Ghana-based Benjamin Lebrave speaks fluent French and English, and can schmooze in Spanish and Portuguese. He’ll report on new African music every other week. This week, he writes about palm wine music and Kyekyeku.
Yesterday was Ghana’s independence day: the nation is 56 years young. For the occasion, I had written a kind of “state of the Ghanaian music industry” piece, which makes sense as Ghana’s Musicians’ Union organizes the first ever Ghana Music Week, hosting a massive concert featuring many of Ghana’s top artists, with the Ghana Music Awards right around the corner too. So the music industry here is buzzing like crazy.
But as I started to write about all of this, I realized I was not only missing a lot of important bits, I was also writing overly technical stuff about how the industry works—not a very promising piece. This is when I had the type of epiphany I feel can only happen in Ghana. I can’t tell you how many times I’ve felt cornered into inextricable situations here, which suddenly open up thanks to some extra random coincidence. Well this morning, as I wrapped my head around making sense out of an industry which possibly makes no sense to anybody at all, I received the cornerstone of what I should really be writing about: some proper palm wine music.
Download: Kyekyeku, Koo Nimo and Vishal Nagan, “Pay Me (Friday Night)”
Kyekyeku—pronounced tchetchekoo—is a name you hear in Accra if you go out to listen to live music. I’ve heard him accompany countless shows on the guitar, and just last week, I heard him perform an impromptu palm wine piece at the Republic, one of my favorite joints in Accra. I was finally compelled to reach out to him, not knowing he has not only recorded some tracks already, but he has done so in collaboration with the carrier of Ghana’s palm wine tradition, Agya Koo Nimo.
Palm wine music is the melodic backbone of Ghanaian highlife: picture a bunch of guys under a tree, sipping on palm wine, playing the guitar and singing along. While the concept is simple, palm wine chords are quite complex: I remember when I met Koo Nimo in Kumasi in 2010, listening to his music and thinking immediately about Brazil. He told me: “Palm wine music is complex chords assembled into simple melodies. Bossa nova or chóro have simple chords assembled into complex melodies.”
Since that day, I dream of the time when palm wine music reaches the same level of international recognition as bossa nova. As I spoke with Kyekyeku I realized that day may be coming sooner than I thought.
Kyekyeku has an advantage: he trained with the keeper of palm wine music in its purest form, but as a young musician playing on Accra’s live circuit, he is immersed into modern Ghanaian music. His decision to “zero in on palm wine music” as he tells me, only happened recently. “I play all sorts of music, but I want to be known for palm wine.”

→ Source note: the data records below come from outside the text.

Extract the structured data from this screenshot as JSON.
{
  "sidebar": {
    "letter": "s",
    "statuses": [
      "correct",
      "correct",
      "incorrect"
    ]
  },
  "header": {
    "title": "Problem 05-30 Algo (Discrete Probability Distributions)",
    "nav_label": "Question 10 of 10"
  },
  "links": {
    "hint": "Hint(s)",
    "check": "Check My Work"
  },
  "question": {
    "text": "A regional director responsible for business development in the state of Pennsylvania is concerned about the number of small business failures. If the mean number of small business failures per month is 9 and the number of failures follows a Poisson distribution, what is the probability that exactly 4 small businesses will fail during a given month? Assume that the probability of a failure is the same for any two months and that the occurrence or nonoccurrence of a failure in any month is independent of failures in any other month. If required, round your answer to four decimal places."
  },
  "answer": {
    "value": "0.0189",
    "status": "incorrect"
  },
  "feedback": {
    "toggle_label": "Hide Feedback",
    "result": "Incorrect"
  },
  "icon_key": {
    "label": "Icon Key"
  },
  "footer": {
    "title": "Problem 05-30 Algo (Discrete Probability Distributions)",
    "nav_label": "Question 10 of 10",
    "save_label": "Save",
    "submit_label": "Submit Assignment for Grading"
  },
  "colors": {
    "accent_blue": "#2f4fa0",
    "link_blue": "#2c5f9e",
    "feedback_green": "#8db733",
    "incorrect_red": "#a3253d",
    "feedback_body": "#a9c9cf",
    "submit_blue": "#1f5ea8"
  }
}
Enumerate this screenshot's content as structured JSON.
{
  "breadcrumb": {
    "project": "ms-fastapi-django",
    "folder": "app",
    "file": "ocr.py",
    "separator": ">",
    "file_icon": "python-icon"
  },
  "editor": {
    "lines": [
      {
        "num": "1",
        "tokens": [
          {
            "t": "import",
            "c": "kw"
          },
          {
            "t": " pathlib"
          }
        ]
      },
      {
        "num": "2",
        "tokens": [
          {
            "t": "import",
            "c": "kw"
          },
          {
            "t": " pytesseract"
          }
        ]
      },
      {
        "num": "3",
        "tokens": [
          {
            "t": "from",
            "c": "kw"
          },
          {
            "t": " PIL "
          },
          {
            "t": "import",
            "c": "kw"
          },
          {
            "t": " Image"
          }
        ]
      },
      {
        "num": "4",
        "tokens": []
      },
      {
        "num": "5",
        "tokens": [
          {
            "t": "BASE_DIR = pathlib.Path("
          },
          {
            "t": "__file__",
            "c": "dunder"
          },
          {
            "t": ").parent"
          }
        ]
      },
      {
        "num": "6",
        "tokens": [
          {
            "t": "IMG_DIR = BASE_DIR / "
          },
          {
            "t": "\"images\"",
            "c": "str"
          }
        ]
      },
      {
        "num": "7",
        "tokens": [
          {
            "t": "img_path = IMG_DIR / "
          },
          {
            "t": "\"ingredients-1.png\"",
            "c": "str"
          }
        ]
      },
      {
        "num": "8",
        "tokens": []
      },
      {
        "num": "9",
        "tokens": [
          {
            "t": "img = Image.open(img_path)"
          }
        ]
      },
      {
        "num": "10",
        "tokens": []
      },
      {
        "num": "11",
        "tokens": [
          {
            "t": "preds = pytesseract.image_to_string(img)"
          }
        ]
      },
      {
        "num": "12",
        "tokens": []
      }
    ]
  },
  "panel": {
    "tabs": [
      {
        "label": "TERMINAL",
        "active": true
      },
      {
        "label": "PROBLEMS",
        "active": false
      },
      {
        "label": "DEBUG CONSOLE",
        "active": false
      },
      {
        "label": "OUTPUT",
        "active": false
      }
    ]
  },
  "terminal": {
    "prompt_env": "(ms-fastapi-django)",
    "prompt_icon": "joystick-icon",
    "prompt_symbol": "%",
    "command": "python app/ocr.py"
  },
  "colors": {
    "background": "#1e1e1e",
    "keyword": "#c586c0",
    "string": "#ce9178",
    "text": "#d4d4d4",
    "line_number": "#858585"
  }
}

That’s a significant challenge, considering Kyekyeku is a very popular musician here, who is choosing an avenue few dare to get into. “For me it was a very daring move to make,” he says, “because I have to give up on a lot of the cool stuff going around. That’s the dilemma for a lot of young people here: highlife is considered old and archaic, so everybody’s trying to do azonto and stuff, which is not bad, but things have to be balanced out.”
I am a huge fan of all things azonto and fruity loops, however, as Kyekyeku puts it, “things have to be balanced out,” and clearly the balance is off. There is little live music, and way too few holders of the palm wine and highlife melodic tradition. Even when I first came to Ghana in 2007, you heard a lot of highlife, Ofori Amponsah type digital highlife. Today, hearing new highlife songs is all too rare—gospel aside, but that’s a whole different story.
The song featured today is a Ghanaian classic (also covered recently by the Busy Twist), musically close to its roots, with linguistic twists courtesy of Kyekyeku to make the lyrics more palatable to a young audience. “Some of the slang and jargon I use in the song is very modern, whereas Koo Nimo sings in a very traditional way. We blend energies and feelings, to show that this music is dynamic. It’s a way to connect with both the old and new generations.” The two also connect with the world as they feature Indian tabla master Vishal Nagan.
Ironically, the conclusion of this story is the same I had intended in my initial analytical piece: if Ghana’s music industry needs one thing, it’s more musicians. The Ghanaian government, foreign consulting firms and local media moguls are discussing what complex strategies need to be implemented, when Kyekyeku is already a living example of the simple steps that need to be happening: train more musicians. Make instruments more accessible. Restore pride in musicianship by making it possible for musicians to make a living.
Ghana’s live music scene was once one of the liveliest in the continent. Today, live music options are few and far between. Before Ghana gives birth to the next Michael Jackson, it will need the next Quincy Jones, and for that to happen, it will need more performances, enabling more experimentation, more creative exchange. In other words: more live music. Some already know that, and are already making moves. More vim to you Kyekyeku.